■ **EXERCISE BRIEF**: When you copy the material below, keep every line exact and leave each picture out.
--- START ---
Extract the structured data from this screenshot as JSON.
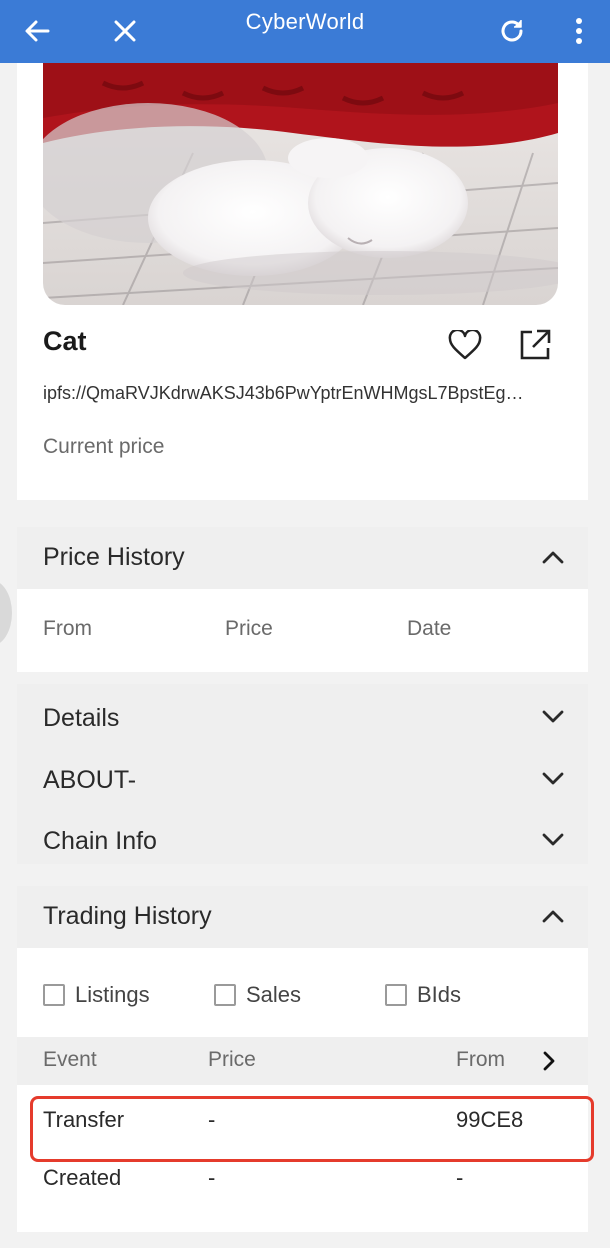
{
  "app": {
    "title": "CyberWorld"
  },
  "colors": {
    "topbar": "#3b7bd6",
    "highlight": "#e53b2c"
  },
  "icons": {
    "back": "arrow-left-icon",
    "close": "close-icon",
    "reload": "refresh-icon",
    "menu": "more-vertical-icon",
    "favorite": "heart-icon",
    "share": "open-external-icon"
  },
  "nft": {
    "title": "Cat",
    "ipfs": "ipfs://QmaRVJKdrwAKSJ43b6PwYptrEnWHMgsL7BpstEg…",
    "current_price_label": "Current price"
  },
  "price_history": {
    "label": "Price History",
    "columns": [
      "From",
      "Price",
      "Date"
    ]
  },
  "collapsed_sections": [
    {
      "label": "Details"
    },
    {
      "label": "ABOUT-"
    },
    {
      "label": "Chain Info"
    }
  ],
  "trading_history": {
    "label": "Trading History",
    "filters": [
      {
        "label": "Listings",
        "checked": false
      },
      {
        "label": "Sales",
        "checked": false
      },
      {
        "label": "BIds",
        "checked": false
      }
    ],
    "columns": [
      "Event",
      "Price",
      "From"
    ],
    "rows": [
      {
        "event": "Transfer",
        "price": "-",
        "from": "99CE8",
        "highlighted": true
      },
      {
        "event": "Created",
        "price": "-",
        "from": "-",
        "highlighted": false
      }
    ]
  }
}
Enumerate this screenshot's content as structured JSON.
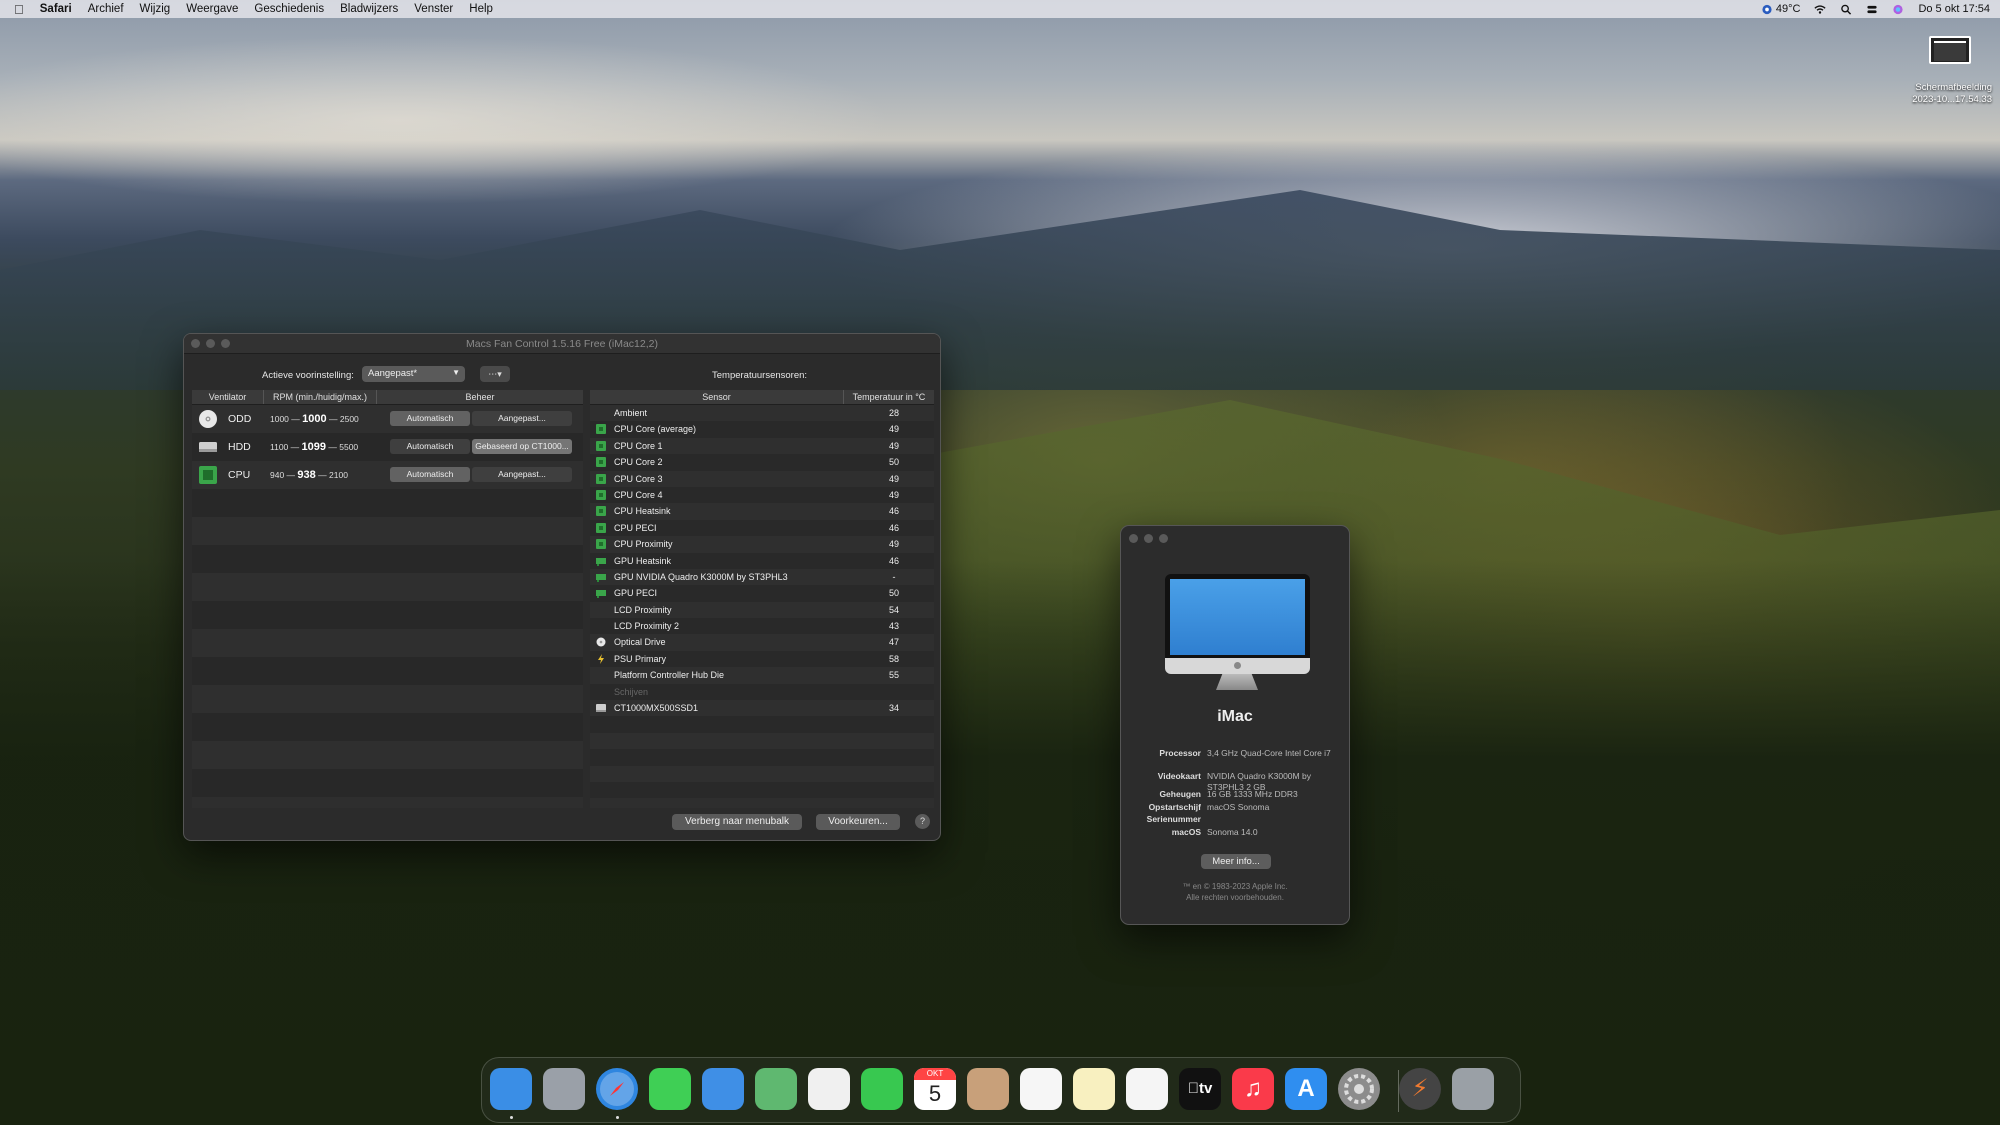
{
  "menubar": {
    "app": "Safari",
    "menus": [
      "Archief",
      "Wijzig",
      "Weergave",
      "Geschiedenis",
      "Bladwijzers",
      "Venster",
      "Help"
    ],
    "temperature": "49°C",
    "datetime": "Do 5 okt  17:54"
  },
  "screenshot_thumb": {
    "line1": "Schermafbeelding",
    "line2": "2023-10...17.54.33"
  },
  "fan_window": {
    "title": "Macs Fan Control 1.5.16 Free (iMac12,2)",
    "preset_label": "Actieve voorinstelling:",
    "preset_value": "Aangepast*",
    "temp_heading": "Temperatuursensoren:",
    "fan_headers": [
      "Ventilator",
      "RPM (min./huidig/max.)",
      "Beheer"
    ],
    "fans": [
      {
        "name": "ODD",
        "min": "1000",
        "current": "1000",
        "max": "2500",
        "auto": "Automatisch",
        "custom": "Aangepast...",
        "icon": "optical-drive-icon"
      },
      {
        "name": "HDD",
        "min": "1100",
        "current": "1099",
        "max": "5500",
        "auto": "Automatisch",
        "custom": "Gebaseerd op CT1000...",
        "icon": "hard-drive-icon"
      },
      {
        "name": "CPU",
        "min": "940",
        "current": "938",
        "max": "2100",
        "auto": "Automatisch",
        "custom": "Aangepast...",
        "icon": "cpu-chip-icon"
      }
    ],
    "sensor_headers": [
      "Sensor",
      "Temperatuur in °C"
    ],
    "sensors": [
      {
        "name": "Ambient",
        "value": "28",
        "icon": ""
      },
      {
        "name": "CPU Core (average)",
        "value": "49",
        "icon": "cpu"
      },
      {
        "name": "CPU Core 1",
        "value": "49",
        "icon": "cpu"
      },
      {
        "name": "CPU Core 2",
        "value": "50",
        "icon": "cpu"
      },
      {
        "name": "CPU Core 3",
        "value": "49",
        "icon": "cpu"
      },
      {
        "name": "CPU Core 4",
        "value": "49",
        "icon": "cpu"
      },
      {
        "name": "CPU Heatsink",
        "value": "46",
        "icon": "cpu"
      },
      {
        "name": "CPU PECI",
        "value": "46",
        "icon": "cpu"
      },
      {
        "name": "CPU Proximity",
        "value": "49",
        "icon": "cpu"
      },
      {
        "name": "GPU Heatsink",
        "value": "46",
        "icon": "gpu"
      },
      {
        "name": "GPU NVIDIA Quadro K3000M by ST3PHL3",
        "value": "-",
        "icon": "gpu"
      },
      {
        "name": "GPU PECI",
        "value": "50",
        "icon": "gpu"
      },
      {
        "name": "LCD Proximity",
        "value": "54",
        "icon": ""
      },
      {
        "name": "LCD Proximity 2",
        "value": "43",
        "icon": ""
      },
      {
        "name": "Optical Drive",
        "value": "47",
        "icon": "disc"
      },
      {
        "name": "PSU Primary",
        "value": "58",
        "icon": "power"
      },
      {
        "name": "Platform Controller Hub Die",
        "value": "55",
        "icon": ""
      },
      {
        "name": "Schijven",
        "value": "",
        "icon": "",
        "muted": true
      },
      {
        "name": "CT1000MX500SSD1",
        "value": "34",
        "icon": "drive"
      }
    ],
    "hide_button": "Verberg naar menubalk",
    "prefs_button": "Voorkeuren...",
    "help_button": "?"
  },
  "about": {
    "model": "iMac",
    "specs": [
      {
        "key": "Processor",
        "value": "3,4 GHz Quad-Core Intel Core i7"
      },
      {
        "key": "Videokaart",
        "value": "NVIDIA Quadro K3000M by ST3PHL3 2 GB"
      },
      {
        "key": "Geheugen",
        "value": "16 GB 1333 MHz DDR3"
      },
      {
        "key": "Opstartschijf",
        "value": "macOS Sonoma"
      },
      {
        "key": "Serienummer",
        "value": ""
      },
      {
        "key": "macOS",
        "value": "Sonoma 14.0"
      }
    ],
    "more_button": "Meer info...",
    "copyright_1": "™ en © 1983-2023 Apple Inc.",
    "copyright_2": "Alle rechten voorbehouden."
  },
  "dock": {
    "calendar_month": "OKT",
    "calendar_day": "5",
    "tv_label": "tv",
    "items": [
      {
        "name": "finder",
        "color": "#3a8ee6"
      },
      {
        "name": "launchpad",
        "color": "#9aa0a8"
      },
      {
        "name": "safari",
        "color": "#2f86e0"
      },
      {
        "name": "messages",
        "color": "#3fcf55"
      },
      {
        "name": "mail",
        "color": "#3f8fe6"
      },
      {
        "name": "maps",
        "color": "#5fb870"
      },
      {
        "name": "photos",
        "color": "#f0f0f0"
      },
      {
        "name": "facetime",
        "color": "#38c850"
      },
      {
        "name": "calendar",
        "color": "#ffffff"
      },
      {
        "name": "contacts",
        "color": "#c8a07a"
      },
      {
        "name": "reminders",
        "color": "#f6f6f6"
      },
      {
        "name": "notes",
        "color": "#f8f0c0"
      },
      {
        "name": "freeform",
        "color": "#f5f5f5"
      },
      {
        "name": "apple-tv",
        "color": "#111111"
      },
      {
        "name": "music",
        "color": "#fa3a4a"
      },
      {
        "name": "app-store",
        "color": "#2f8ef0"
      },
      {
        "name": "system-settings",
        "color": "#8c8c8c"
      },
      {
        "name": "macs-fan-control",
        "color": "#444444"
      },
      {
        "name": "trash",
        "color": "#9aa0a6"
      }
    ]
  }
}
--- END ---
■ **YOUR SOLUTION**:
Extract the structured data from this screenshot as JSON.
{
  "app": {
    "title": "CyberWorld"
  },
  "colors": {
    "topbar": "#3b7bd6",
    "highlight": "#e53b2c"
  },
  "icons": {
    "back": "arrow-left-icon",
    "close": "close-icon",
    "reload": "refresh-icon",
    "menu": "more-vertical-icon",
    "favorite": "heart-icon",
    "share": "open-external-icon"
  },
  "nft": {
    "title": "Cat",
    "ipfs": "ipfs://QmaRVJKdrwAKSJ43b6PwYptrEnWHMgsL7BpstEg…",
    "current_price_label": "Current price"
  },
  "price_history": {
    "label": "Price History",
    "columns": [
      "From",
      "Price",
      "Date"
    ]
  },
  "collapsed_sections": [
    {
      "label": "Details"
    },
    {
      "label": "ABOUT-"
    },
    {
      "label": "Chain Info"
    }
  ],
  "trading_history": {
    "label": "Trading History",
    "filters": [
      {
        "label": "Listings",
        "checked": false
      },
      {
        "label": "Sales",
        "checked": false
      },
      {
        "label": "BIds",
        "checked": false
      }
    ],
    "columns": [
      "Event",
      "Price",
      "From"
    ],
    "rows": [
      {
        "event": "Transfer",
        "price": "-",
        "from": "99CE8",
        "highlighted": true
      },
      {
        "event": "Created",
        "price": "-",
        "from": "-",
        "highlighted": false
      }
    ]
  }
}
Enumerate this screenshot's content as structured JSON.
{
  "menubar": {
    "app": "Safari",
    "menus": [
      "Archief",
      "Wijzig",
      "Weergave",
      "Geschiedenis",
      "Bladwijzers",
      "Venster",
      "Help"
    ],
    "temperature": "49°C",
    "datetime": "Do 5 okt  17:54"
  },
  "screenshot_thumb": {
    "line1": "Schermafbeelding",
    "line2": "2023-10...17.54.33"
  },
  "fan_window": {
    "title": "Macs Fan Control 1.5.16 Free (iMac12,2)",
    "preset_label": "Actieve voorinstelling:",
    "preset_value": "Aangepast*",
    "temp_heading": "Temperatuursensoren:",
    "fan_headers": [
      "Ventilator",
      "RPM (min./huidig/max.)",
      "Beheer"
    ],
    "fans": [
      {
        "name": "ODD",
        "min": "1000",
        "current": "1000",
        "max": "2500",
        "auto": "Automatisch",
        "custom": "Aangepast...",
        "icon": "optical-drive-icon"
      },
      {
        "name": "HDD",
        "min": "1100",
        "current": "1099",
        "max": "5500",
        "auto": "Automatisch",
        "custom": "Gebaseerd op CT1000...",
        "icon": "hard-drive-icon"
      },
      {
        "name": "CPU",
        "min": "940",
        "current": "938",
        "max": "2100",
        "auto": "Automatisch",
        "custom": "Aangepast...",
        "icon": "cpu-chip-icon"
      }
    ],
    "sensor_headers": [
      "Sensor",
      "Temperatuur in °C"
    ],
    "sensors": [
      {
        "name": "Ambient",
        "value": "28",
        "icon": ""
      },
      {
        "name": "CPU Core (average)",
        "value": "49",
        "icon": "cpu"
      },
      {
        "name": "CPU Core 1",
        "value": "49",
        "icon": "cpu"
      },
      {
        "name": "CPU Core 2",
        "value": "50",
        "icon": "cpu"
      },
      {
        "name": "CPU Core 3",
        "value": "49",
        "icon": "cpu"
      },
      {
        "name": "CPU Core 4",
        "value": "49",
        "icon": "cpu"
      },
      {
        "name": "CPU Heatsink",
        "value": "46",
        "icon": "cpu"
      },
      {
        "name": "CPU PECI",
        "value": "46",
        "icon": "cpu"
      },
      {
        "name": "CPU Proximity",
        "value": "49",
        "icon": "cpu"
      },
      {
        "name": "GPU Heatsink",
        "value": "46",
        "icon": "gpu"
      },
      {
        "name": "GPU NVIDIA Quadro K3000M by ST3PHL3",
        "value": "-",
        "icon": "gpu"
      },
      {
        "name": "GPU PECI",
        "value": "50",
        "icon": "gpu"
      },
      {
        "name": "LCD Proximity",
        "value": "54",
        "icon": ""
      },
      {
        "name": "LCD Proximity 2",
        "value": "43",
        "icon": ""
      },
      {
        "name": "Optical Drive",
        "value": "47",
        "icon": "disc"
      },
      {
        "name": "PSU Primary",
        "value": "58",
        "icon": "power"
      },
      {
        "name": "Platform Controller Hub Die",
        "value": "55",
        "icon": ""
      },
      {
        "name": "Schijven",
        "value": "",
        "icon": "",
        "muted": true
      },
      {
        "name": "CT1000MX500SSD1",
        "value": "34",
        "icon": "drive"
      }
    ],
    "hide_button": "Verberg naar menubalk",
    "prefs_button": "Voorkeuren...",
    "help_button": "?"
  },
  "about": {
    "model": "iMac",
    "specs": [
      {
        "key": "Processor",
        "value": "3,4 GHz Quad-Core Intel Core i7"
      },
      {
        "key": "Videokaart",
        "value": "NVIDIA Quadro K3000M by ST3PHL3 2 GB"
      },
      {
        "key": "Geheugen",
        "value": "16 GB 1333 MHz DDR3"
      },
      {
        "key": "Opstartschijf",
        "value": "macOS Sonoma"
      },
      {
        "key": "Serienummer",
        "value": ""
      },
      {
        "key": "macOS",
        "value": "Sonoma 14.0"
      }
    ],
    "more_button": "Meer info...",
    "copyright_1": "™ en © 1983-2023 Apple Inc.",
    "copyright_2": "Alle rechten voorbehouden."
  },
  "dock": {
    "calendar_month": "OKT",
    "calendar_day": "5",
    "tv_label": "tv",
    "items": [
      {
        "name": "finder",
        "color": "#3a8ee6"
      },
      {
        "name": "launchpad",
        "color": "#9aa0a8"
      },
      {
        "name": "safari",
        "color": "#2f86e0"
      },
      {
        "name": "messages",
        "color": "#3fcf55"
      },
      {
        "name": "mail",
        "color": "#3f8fe6"
      },
      {
        "name": "maps",
        "color": "#5fb870"
      },
      {
        "name": "photos",
        "color": "#f0f0f0"
      },
      {
        "name": "facetime",
        "color": "#38c850"
      },
      {
        "name": "calendar",
        "color": "#ffffff"
      },
      {
        "name": "contacts",
        "color": "#c8a07a"
      },
      {
        "name": "reminders",
        "color": "#f6f6f6"
      },
      {
        "name": "notes",
        "color": "#f8f0c0"
      },
      {
        "name": "freeform",
        "color": "#f5f5f5"
      },
      {
        "name": "apple-tv",
        "color": "#111111"
      },
      {
        "name": "music",
        "color": "#fa3a4a"
      },
      {
        "name": "app-store",
        "color": "#2f8ef0"
      },
      {
        "name": "system-settings",
        "color": "#8c8c8c"
      },
      {
        "name": "macs-fan-control",
        "color": "#444444"
      },
      {
        "name": "trash",
        "color": "#9aa0a6"
      }
    ]
  }
}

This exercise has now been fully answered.